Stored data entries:
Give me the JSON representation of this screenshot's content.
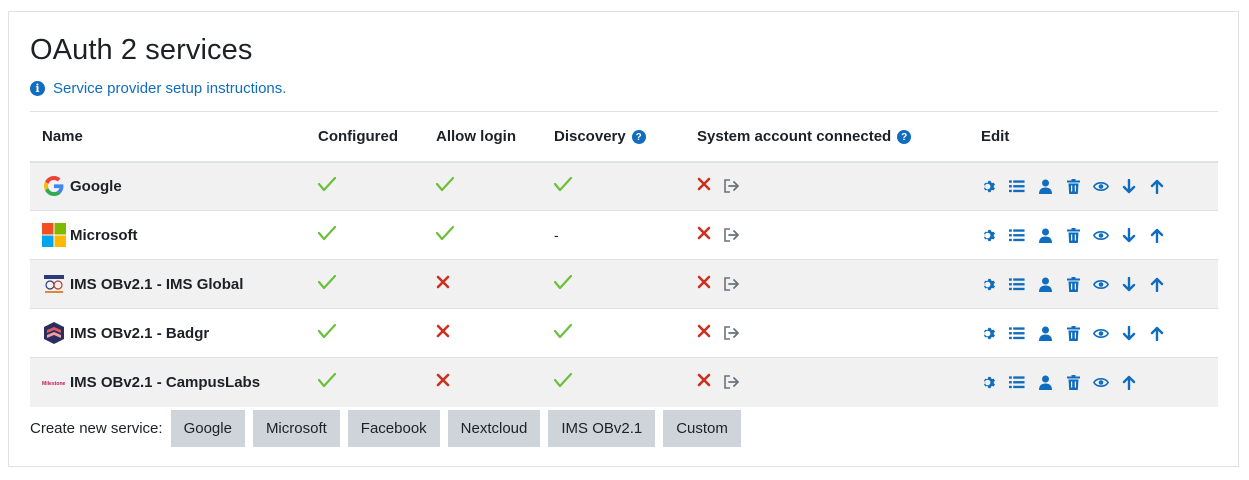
{
  "page_title": "OAuth 2 services",
  "help_link": "Service provider setup instructions.",
  "columns": {
    "name": "Name",
    "configured": "Configured",
    "allow_login": "Allow login",
    "discovery": "Discovery",
    "system_account": "System account connected",
    "edit": "Edit"
  },
  "services": [
    {
      "name": "Google",
      "logo": "google-logo",
      "configured": "check",
      "allow_login": "check",
      "discovery": "check",
      "has_down": true,
      "has_up": true
    },
    {
      "name": "Microsoft",
      "logo": "microsoft-logo",
      "configured": "check",
      "allow_login": "check",
      "discovery": "-",
      "has_down": true,
      "has_up": true
    },
    {
      "name": "IMS OBv2.1 - IMS Global",
      "logo": "ims-global-logo",
      "configured": "check",
      "allow_login": "cross",
      "discovery": "check",
      "has_down": true,
      "has_up": true
    },
    {
      "name": "IMS OBv2.1 - Badgr",
      "logo": "badgr-logo",
      "configured": "check",
      "allow_login": "cross",
      "discovery": "check",
      "has_down": true,
      "has_up": true
    },
    {
      "name": "IMS OBv2.1 - CampusLabs",
      "logo": "milestone-logo",
      "logo_text": "Milestone",
      "configured": "check",
      "allow_login": "cross",
      "discovery": "check",
      "has_down": false,
      "has_up": true
    }
  ],
  "create_label": "Create new service:",
  "create_buttons": [
    "Google",
    "Microsoft",
    "Facebook",
    "Nextcloud",
    "IMS OBv2.1",
    "Custom"
  ],
  "colors": {
    "link": "#0f6cbf",
    "check": "#6cbf3a",
    "cross": "#ca3120",
    "button_bg": "#ced4da",
    "row_stripe": "#f1f1f1"
  }
}
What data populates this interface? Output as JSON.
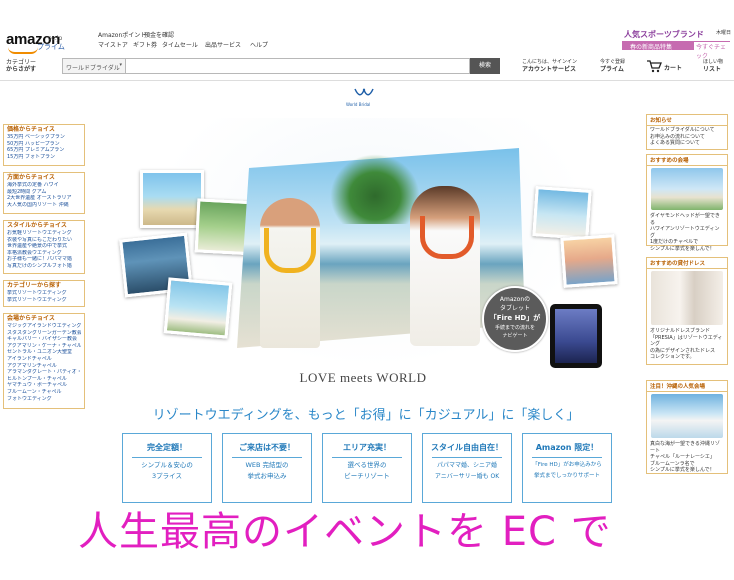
{
  "header": {
    "logo": "amazon",
    "logo_sub": "co.jp",
    "logo_tagline": "プライム",
    "top_links_row1": [
      "Amazonポイント",
      "預金を確認"
    ],
    "top_links_row2": [
      "マイストア",
      "ギフト券",
      "タイムセール",
      "出品サービス",
      "ヘルプ"
    ],
    "promo_title": "人気スポーツブランド",
    "promo_band_left": "春の新商品特集",
    "promo_band_right": "今すぐチェック",
    "promo_corner": "木曜日"
  },
  "search": {
    "category_label_1": "カテゴリー",
    "category_label_2": "からさがす",
    "select_value": "ワールドブライダル",
    "button_label": "検索"
  },
  "nav": {
    "account_1": "こんにちは、サインイン",
    "account_2": "アカウントサービス",
    "prime_1": "今すぐ登録",
    "prime_2": "プライム",
    "cart_label": "カート",
    "wishlist_1": "ほしい物",
    "wishlist_2": "リスト"
  },
  "left_sidebar": [
    {
      "title": "価格からチョイス",
      "items": [
        "35万円 ベーシックプラン",
        "50万円 ハッピープラン",
        "65万円 プレミアムプラン",
        "15万円 フォトプラン"
      ]
    },
    {
      "title": "方面からチョイス",
      "items": [
        "海外挙式の定番 ハワイ",
        "最短2時間 グアム",
        "2大世界遺産 オーストラリア",
        "大人気の国内リゾート 沖縄"
      ]
    },
    {
      "title": "スタイルからチョイス",
      "items": [
        "お気軽リゾートウエディング",
        "衣装や写真にもこだわりたい",
        "世界遺産や絶景の中で挙式",
        "本格派教会ウエディング",
        "お子様も一緒に！パパママ婚",
        "写真だけのシンプルフォト婚"
      ]
    },
    {
      "title": "カテゴリーから探す",
      "items": [
        "挙式リゾートウエディング",
        "挙式リゾートウエディング"
      ]
    },
    {
      "title": "会場からチョイス",
      "items": [
        "マジックアイランドウエディング",
        "スタスタングリーンガーデン教会",
        "キャルバリー・バイザシー教会",
        "アクアマリン・ケーナ・チャペル",
        "セントラル・ユニオン大聖堂",
        "アイランドチャペル",
        "アクアマリンチャペル",
        "アラマンダグレート・パティオ・チャペル",
        "ヒルトンプール・チャペル",
        "ヤマチュウ・ボーチャペル",
        "ブルームーン・チャペル",
        "フォトウエディング"
      ]
    }
  ],
  "right_sidebar": [
    {
      "title": "お知らせ",
      "text": [
        "ワールドブライダルについて",
        "お申込みの流れについて",
        "よくある質問について"
      ]
    },
    {
      "title": "おすすめの会場",
      "text": [
        "ダイヤモンドヘッドが一望できる",
        "ハワイアンリゾートウエディング",
        "1度だけのチャペルで",
        "シンプルに挙式を楽しんで！"
      ]
    },
    {
      "title": "おすすめの貸付ドレス",
      "text": [
        "オリジナルドレスブランド",
        "「PRESIA」はリゾートウエディング",
        "の為にデザインされたドレス",
        "コレクションです。"
      ]
    },
    {
      "title": "注目！沖縄の人気会場",
      "text": [
        "真白な海が一望できる沖縄リゾート",
        "チャペル「ルーナレーシエ」",
        "ブルームーンラ名で",
        "シンプルに挙式を楽しんで！"
      ]
    }
  ],
  "main": {
    "brand_logo": "WB",
    "brand_sub": "World Bridal",
    "promo_badge": [
      "Amazonの",
      "タブレット",
      "「Fire HD」が",
      "手続までの流れを",
      "ナビゲート"
    ],
    "tagline": "LOVE meets WORLD",
    "headline": "リゾートウエディングを、もっと「お得」に「カジュアル」に「楽しく」",
    "features": [
      {
        "title": "完全定額！",
        "line1": "シンプル＆安心の",
        "line2": "3プライス"
      },
      {
        "title": "ご来店は不要！",
        "line1": "WEB 完結型の",
        "line2": "挙式お申込み"
      },
      {
        "title": "エリア充実！",
        "line1": "選べる世界の",
        "line2": "ビーチリゾート"
      },
      {
        "title": "スタイル自由自在！",
        "line1": "パパママ婚、シニア婚",
        "line2": "アニバーサリー婚も OK"
      },
      {
        "title": "Amazon 限定！",
        "line1": "「Fire HD」がお申込みから",
        "line2": "挙式までしっかりサポート"
      }
    ]
  },
  "caption": "人生最高のイベントを EC で",
  "colors": {
    "accent_blue": "#2a87c8",
    "caption_pink": "#e21fc0",
    "sidebar_border": "#e4c07a",
    "sidebar_title": "#b75f00"
  }
}
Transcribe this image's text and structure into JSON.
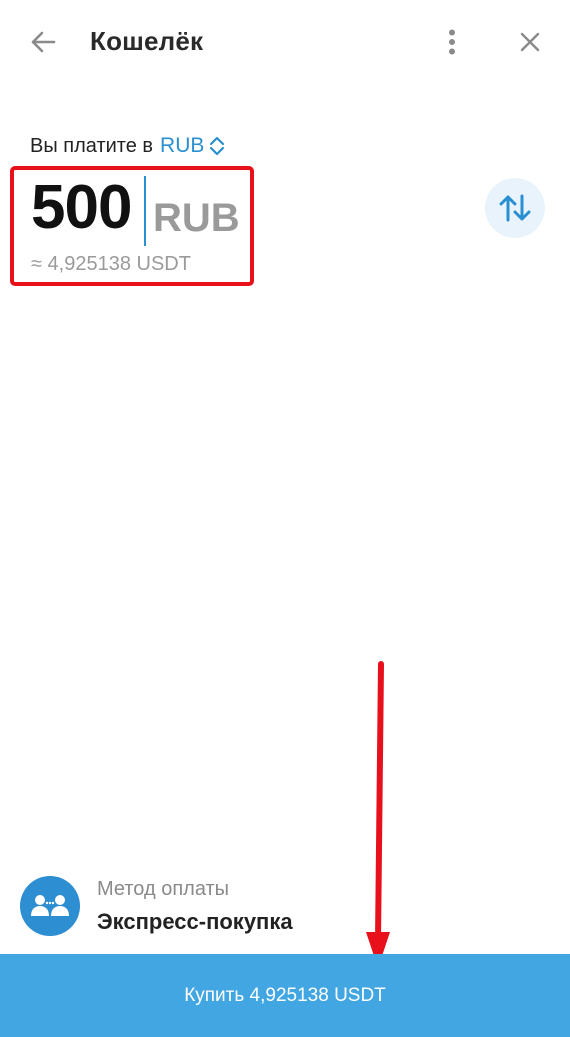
{
  "header": {
    "title": "Кошелёк",
    "icons": {
      "back": "arrow-left-icon",
      "menu": "more-vertical-icon",
      "close": "close-icon"
    }
  },
  "payment": {
    "label": "Вы платите в",
    "currency": "RUB",
    "currency_selector_icon": "chevron-up-down-icon",
    "amount": "500",
    "amount_currency": "RUB",
    "converted": "≈ 4,925138 USDT",
    "swap_icon": "swap-vertical-icon"
  },
  "method": {
    "caption": "Метод оплаты",
    "value": "Экспресс-покупка",
    "icon": "users-transfer-icon"
  },
  "buy_button": {
    "label": "Купить 4,925138 USDT"
  },
  "colors": {
    "accent": "#2a8fd0",
    "button": "#41a6e2",
    "highlight_annotation": "#e8101a"
  }
}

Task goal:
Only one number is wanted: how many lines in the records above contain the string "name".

Result for this task:
6